Graduating with his commission in 1939, Beach’s first ship, a WWI-era destroyer, took part in “neutrality patrols” off the coast of Mexico; in 1941, it was one of four escorts for the battleship that transported President Franklin D. Roosevelt in secret to a small fishing island off Newfoundland, where he and English Prime Minister Winston Churchill drafted the Atlantic Charter.
Beach graduated from submarine school just days before the attack on Pearl Harbor, and his first assignment in January 1942 was the USS Trigger, still under construction at Mare Island, his father’s former command. It arrived with full crew and commission at Pearl Harbor in early June, and instead of its crew undergoing weeks of training, the Trigger was immediately dispatched as a scout during the Battle of Midway. After 11 war patrols and 10 commendations, including the Navy Cross, in 1945, Beach was given his own command. In 1960, he commanded the nuclear submarine the USS Triton as it retraced Magellan’s route around the globe, totally underwater.
Beach also served in Washington, D.C. From 1949 to 1951, he was Naval Assistant to the chairman of the Joint Chiefs of Staff. From 1953 to 1957, he served as Naval Aide to President Eisenhower, during which time he was promoted from Commander to Captain (the ranks are equivelant to the Army’s Lt. Colonel and Colonel). He retired from active duty in 1966, taught at the Naval War College for two years, and then quit there to focus on writing. Back in D.C., he served as the secretary and staff director for the Senate Republican Policy Committee from 1969 to 1977. During the Reagan administration, he was administrative aide to U.S. Senator Jeremiah Denton (R), a retired naval officer who had been a POW during the Vietnam War.
In 1999, Beach and family attended a ceremony at the Naval Academy to dedicate a building to Beach and his father. Beach Hall serves as headquarters for the U.S. Naval Institute. It is meant to honor not only their military service, but also their extensive writing about the Navy and its history. Between them, they span epochs. Beach, Sr., started his naval career aboard a wooden ship, and Beach, Jr., ended his aboard a nuclear submarine.
Beach had two siblings.

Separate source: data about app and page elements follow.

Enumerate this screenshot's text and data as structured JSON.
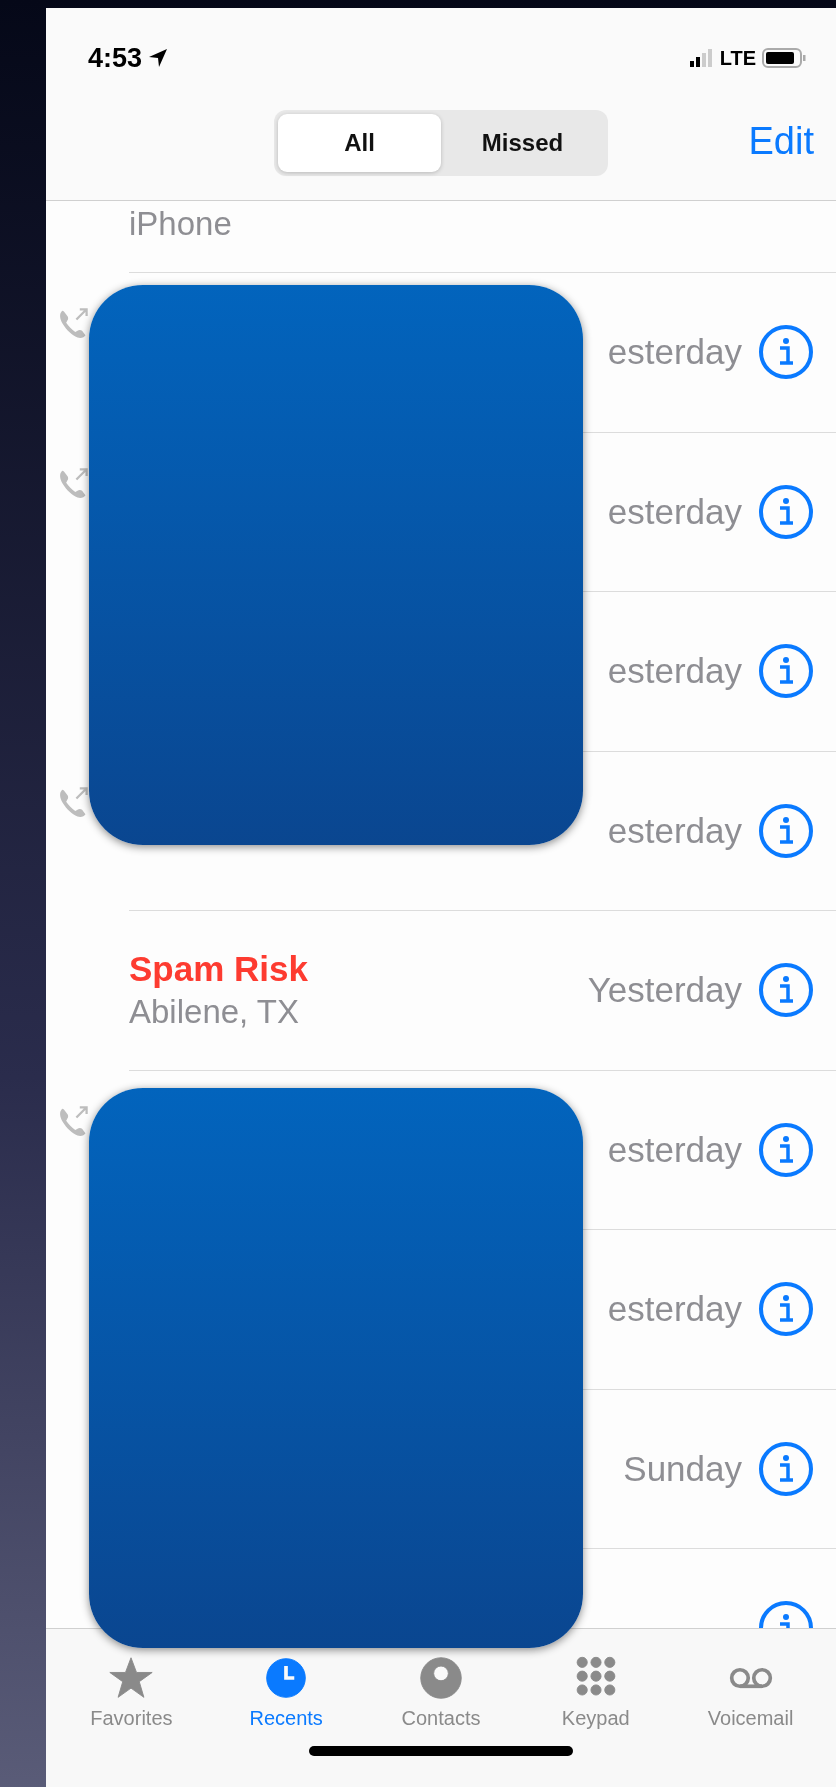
{
  "status_bar": {
    "time": "4:53",
    "network": "LTE"
  },
  "segments": [
    {
      "label": "All",
      "selected": true
    },
    {
      "label": "Missed",
      "selected": false
    }
  ],
  "edit": "Edit",
  "calls": [
    {
      "kind": "cut_top",
      "subtitle": "iPhone"
    },
    {
      "kind": "full",
      "outgoing": true,
      "time": "esterday"
    },
    {
      "kind": "full",
      "outgoing": true,
      "time": "esterday"
    },
    {
      "kind": "full",
      "outgoing": false,
      "time": "esterday"
    },
    {
      "kind": "full",
      "outgoing": true,
      "time": "esterday"
    },
    {
      "kind": "full",
      "outgoing": false,
      "spam": true,
      "name": "Spam Risk",
      "subtitle": "Abilene, TX",
      "time": "Yesterday"
    },
    {
      "kind": "full",
      "outgoing": true,
      "time": "esterday"
    },
    {
      "kind": "full",
      "outgoing": false,
      "time": "esterday"
    },
    {
      "kind": "full",
      "outgoing": false,
      "time": "Sunday"
    },
    {
      "kind": "cut_bottom"
    }
  ],
  "redactions": [
    {
      "kind": "block"
    },
    {
      "kind": "block"
    }
  ],
  "tabs": [
    {
      "label": "Favorites",
      "selected": false
    },
    {
      "label": "Recents",
      "selected": true
    },
    {
      "label": "Contacts",
      "selected": false
    },
    {
      "label": "Keypad",
      "selected": false
    },
    {
      "label": "Voicemail",
      "selected": false
    }
  ]
}
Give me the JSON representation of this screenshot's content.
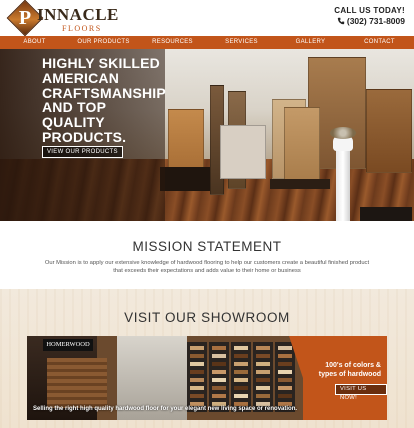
{
  "header": {
    "logo_letter": "P",
    "logo_word": "INNACLE",
    "logo_sub": "FLOORS",
    "call_title": "CALL US TODAY!",
    "phone": "(302) 731-8009"
  },
  "nav": {
    "items": [
      "ABOUT",
      "OUR PRODUCTS",
      "RESOURCES",
      "SERVICES",
      "GALLERY",
      "CONTACT"
    ]
  },
  "hero": {
    "headline": "HIGHLY SKILLED AMERICAN CRAFTSMANSHIP AND TOP QUALITY PRODUCTS.",
    "cta": "VIEW OUR PRODUCTS"
  },
  "mission": {
    "title": "MISSION STATEMENT",
    "text": "Our Mission is to apply our extensive knowledge of hardwood flooring to help our customers create a beautiful finished product that exceeds their expectations and adds value to their home or business"
  },
  "showroom": {
    "title": "VISIT OUR SHOWROOM",
    "sign": "HOMERWOOD",
    "panel_text": "100's of colors & types of hardwood",
    "panel_cta": "VISIT US NOW!",
    "caption": "Selling the right high quality hardwood floor for your elegant new living space or renovation."
  },
  "colors": {
    "accent": "#c2551a"
  },
  "icons": {
    "phone": "phone-icon",
    "slider": "slider-dot-icon"
  }
}
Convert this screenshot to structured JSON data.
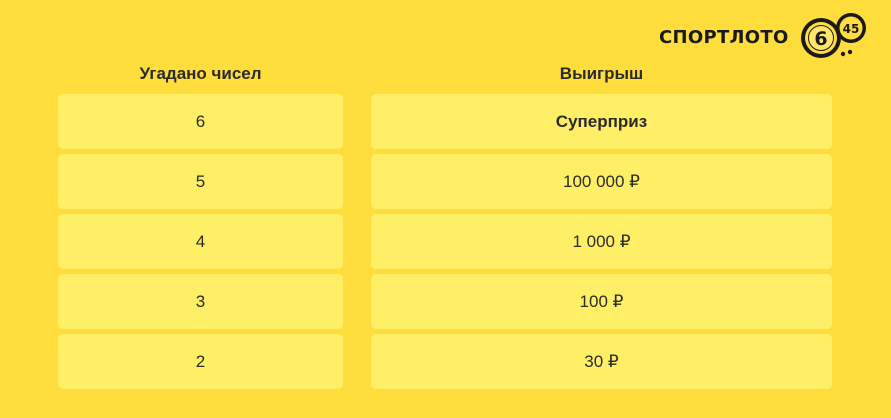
{
  "logo": {
    "text": "СПОРТЛОТО",
    "ball_big": "6",
    "ball_small": "45"
  },
  "table": {
    "headers": {
      "guessed": "Угадано чисел",
      "prize": "Выигрыш"
    },
    "rows": [
      {
        "guessed": "6",
        "prize": "Суперприз",
        "highlight": true
      },
      {
        "guessed": "5",
        "prize": "100 000 ₽",
        "highlight": false
      },
      {
        "guessed": "4",
        "prize": "1 000 ₽",
        "highlight": false
      },
      {
        "guessed": "3",
        "prize": "100 ₽",
        "highlight": false
      },
      {
        "guessed": "2",
        "prize": "30 ₽",
        "highlight": false
      }
    ]
  },
  "colors": {
    "background": "#FFDD3C",
    "cell": "#FFEF66",
    "text": "#2b2b2b",
    "logo_dark": "#1a1a1a"
  }
}
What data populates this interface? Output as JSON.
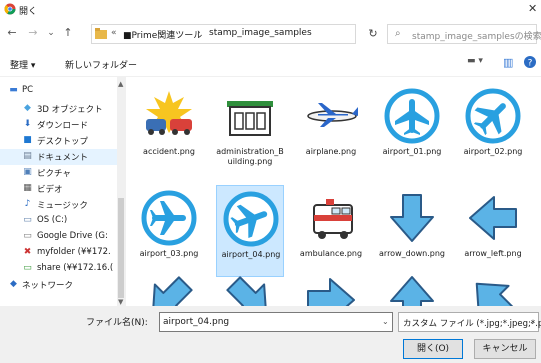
{
  "window": {
    "title": "開く",
    "close_glyph": "✕"
  },
  "nav": {
    "back_glyph": "←",
    "forward_glyph": "→",
    "recent_glyph": "⌄",
    "up_glyph": "↑",
    "address_overflow": "«",
    "address_segments": [
      "■Prime関連ツール",
      "stamp_image_samples"
    ],
    "address_separator": "›",
    "refresh_glyph": "↻",
    "search_placeholder": "stamp_image_samplesの検索"
  },
  "toolbar": {
    "organize_label": "整理 ▾",
    "new_folder_label": "新しいフォルダー"
  },
  "sidebar": {
    "items": [
      {
        "label": "PC",
        "icon": "pc-icon",
        "glyph": "▬",
        "color": "#3a7bd5",
        "indent": 0
      },
      {
        "label": "3D オブジェクト",
        "icon": "3d-objects-icon",
        "glyph": "◆",
        "color": "#4aa3df",
        "indent": 1
      },
      {
        "label": "ダウンロード",
        "icon": "download-icon",
        "glyph": "⬇",
        "color": "#2b6cc4",
        "indent": 1
      },
      {
        "label": "デスクトップ",
        "icon": "desktop-icon",
        "glyph": "■",
        "color": "#1e78d2",
        "indent": 1
      },
      {
        "label": "ドキュメント",
        "icon": "documents-icon",
        "glyph": "▤",
        "color": "#6b7c93",
        "indent": 1,
        "selected": true
      },
      {
        "label": "ピクチャ",
        "icon": "pictures-icon",
        "glyph": "▣",
        "color": "#4f7fb8",
        "indent": 1
      },
      {
        "label": "ビデオ",
        "icon": "videos-icon",
        "glyph": "▦",
        "color": "#555555",
        "indent": 1
      },
      {
        "label": "ミュージック",
        "icon": "music-icon",
        "glyph": "♪",
        "color": "#2b6cc4",
        "indent": 1
      },
      {
        "label": "OS (C:)",
        "icon": "drive-icon",
        "glyph": "▭",
        "color": "#5b7ea8",
        "indent": 1
      },
      {
        "label": "Google Drive (G:",
        "icon": "google-drive-icon",
        "glyph": "▭",
        "color": "#777777",
        "indent": 1
      },
      {
        "label": "myfolder (¥¥172.",
        "icon": "network-drive-disconnected-icon",
        "glyph": "✖",
        "color": "#cc3333",
        "indent": 1
      },
      {
        "label": "share (¥¥172.16.(",
        "icon": "network-drive-icon",
        "glyph": "▭",
        "color": "#3a9a3a",
        "indent": 1
      },
      {
        "label": "ネットワーク",
        "icon": "network-icon",
        "glyph": "◆",
        "color": "#2b6cc4",
        "indent": 0
      }
    ]
  },
  "files": [
    {
      "name": "accident.png",
      "icon": "accident-icon"
    },
    {
      "name": "administration_Building.png",
      "icon": "administration-building-icon"
    },
    {
      "name": "airplane.png",
      "icon": "airplane-icon"
    },
    {
      "name": "airport_01.png",
      "icon": "airport-01-icon"
    },
    {
      "name": "airport_02.png",
      "icon": "airport-02-icon"
    },
    {
      "name": "airport_03.png",
      "icon": "airport-03-icon"
    },
    {
      "name": "airport_04.png",
      "icon": "airport-04-icon",
      "selected": true
    },
    {
      "name": "ambulance.png",
      "icon": "ambulance-icon"
    },
    {
      "name": "arrow_down.png",
      "icon": "arrow-down-icon"
    },
    {
      "name": "arrow_left.png",
      "icon": "arrow-left-icon"
    },
    {
      "name": "",
      "icon": "arrow-down-left-icon"
    },
    {
      "name": "",
      "icon": "arrow-down-right-icon"
    },
    {
      "name": "",
      "icon": "arrow-right-icon"
    },
    {
      "name": "",
      "icon": "arrow-up-icon"
    },
    {
      "name": "",
      "icon": "arrow-up-left-icon"
    }
  ],
  "footer": {
    "filename_label": "ファイル名(N):",
    "filename_value": "airport_04.png",
    "filter_value": "カスタム ファイル (*.jpg;*.jpeg;*.pn",
    "open_label": "開く(O)",
    "cancel_label": "キャンセル"
  },
  "colors": {
    "accent": "#0078d7",
    "selection": "#cce8ff",
    "airport_blue": "#29a0e0",
    "arrow_blue": "#5bb3e6"
  }
}
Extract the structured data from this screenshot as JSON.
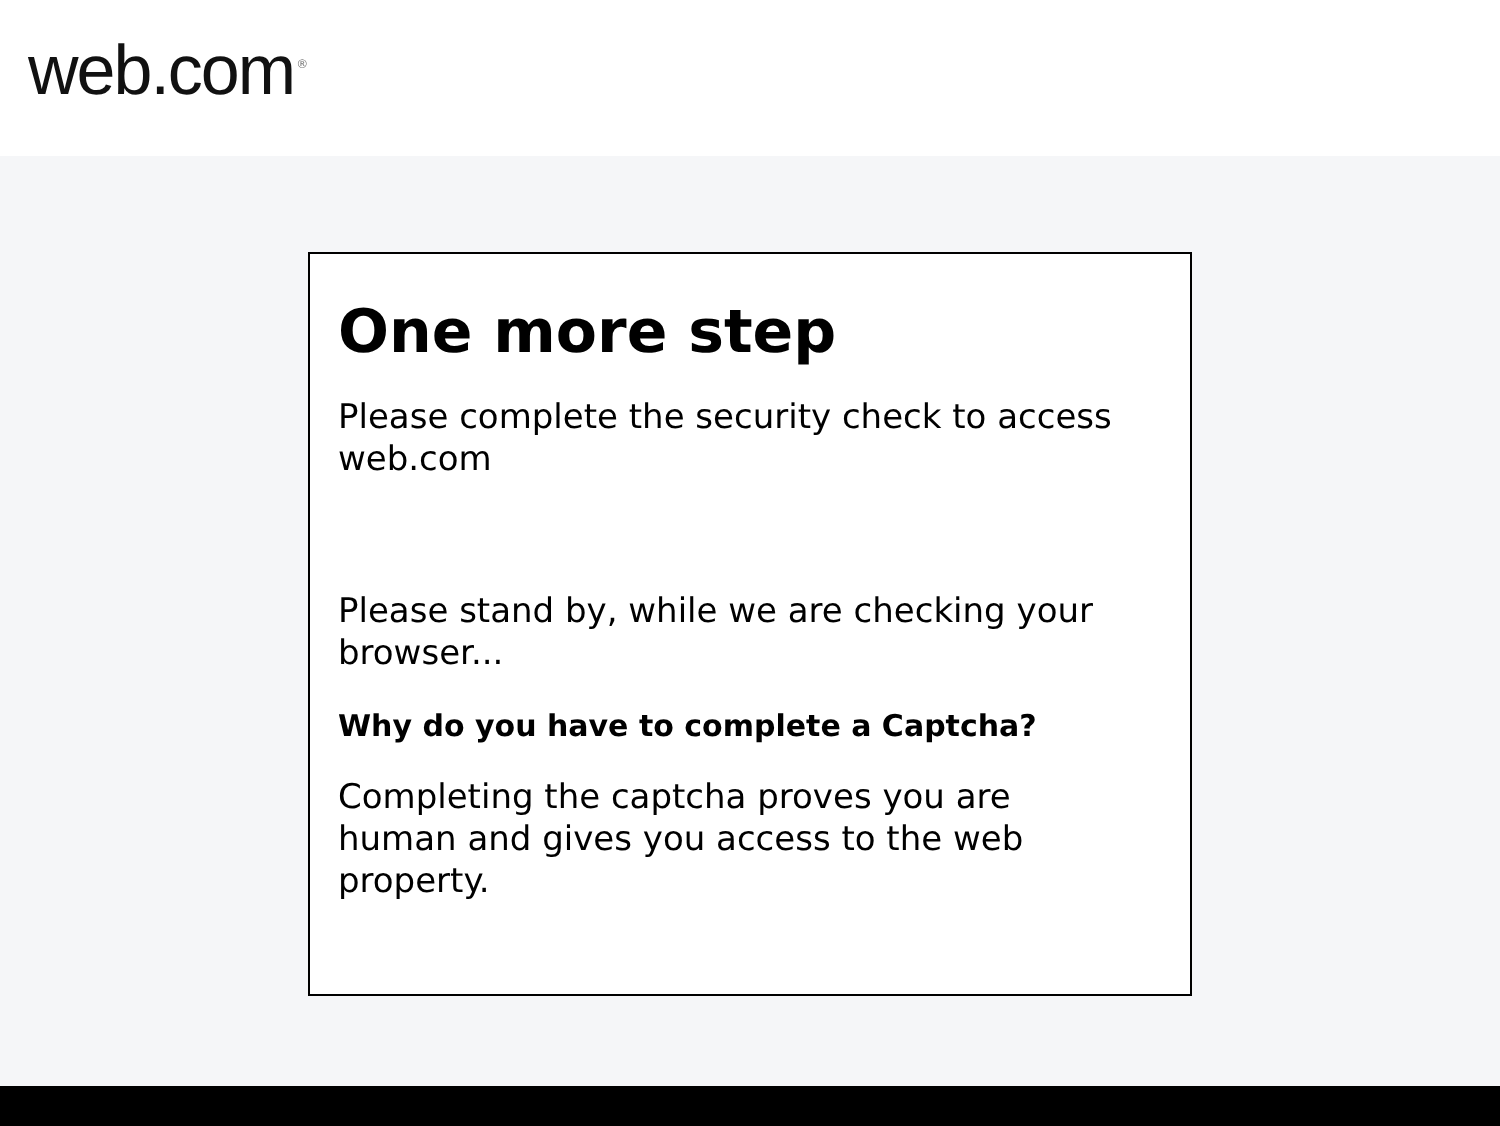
{
  "header": {
    "logo": "web.com",
    "logo_mark": "®"
  },
  "card": {
    "title": "One more step",
    "subtitle": "Please complete the security check to access web.com",
    "status": "Please stand by, while we are checking your browser...",
    "question": "Why do you have to complete a Captcha?",
    "answer": "Completing the captcha proves you are human and gives you access to the web property."
  }
}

Brother John attended West Point and also served during WWII. He was part of the 16th Infantry Regiment, aka the Big Red One, arriving in Normandy the day after D-Day, and was a German POW. Sister Alice joined the WAVES in 1944, earned a commission and entered the reserves in 1946. She was called back to active duty during the Korean War and sent to serve at the Great Lakes Naval Training Center near Chicago. She retired in 1963 with the rank of lieutenant commander.
“Beach’s father was an enormous influence on his life, and all of his children,” Finch says. “He deserves his own biography. All of them do. I added an appendix to my book, where I provide a brief biography for his parents and siblings.”
Finch faced an easier task than most first-timers in getting his book into print.
“That, too, was serendipitous,” he says. “The Naval Institute had named its headquarters after Beach a few years earlier. So when I sent them the manuscript, they readily agreed to take it on. I mean, that family represents a pretty comprehensive history of the U.S. Navy, so it was a natural fit.”
The book is available online at Amazon.com or the Naval Institute’s Web site.
Finch is currently working on an historic novel that has nothing to do with naval history. “It’s based on Thomas Gray’s ‘Elegy in a Country Churchyard,’” he says. “It follows the lives of a small high school class that graduates in 1921. None of them does anything spectacular, but as they go about their lives, their paths cross and we see what they’ve become.” ❚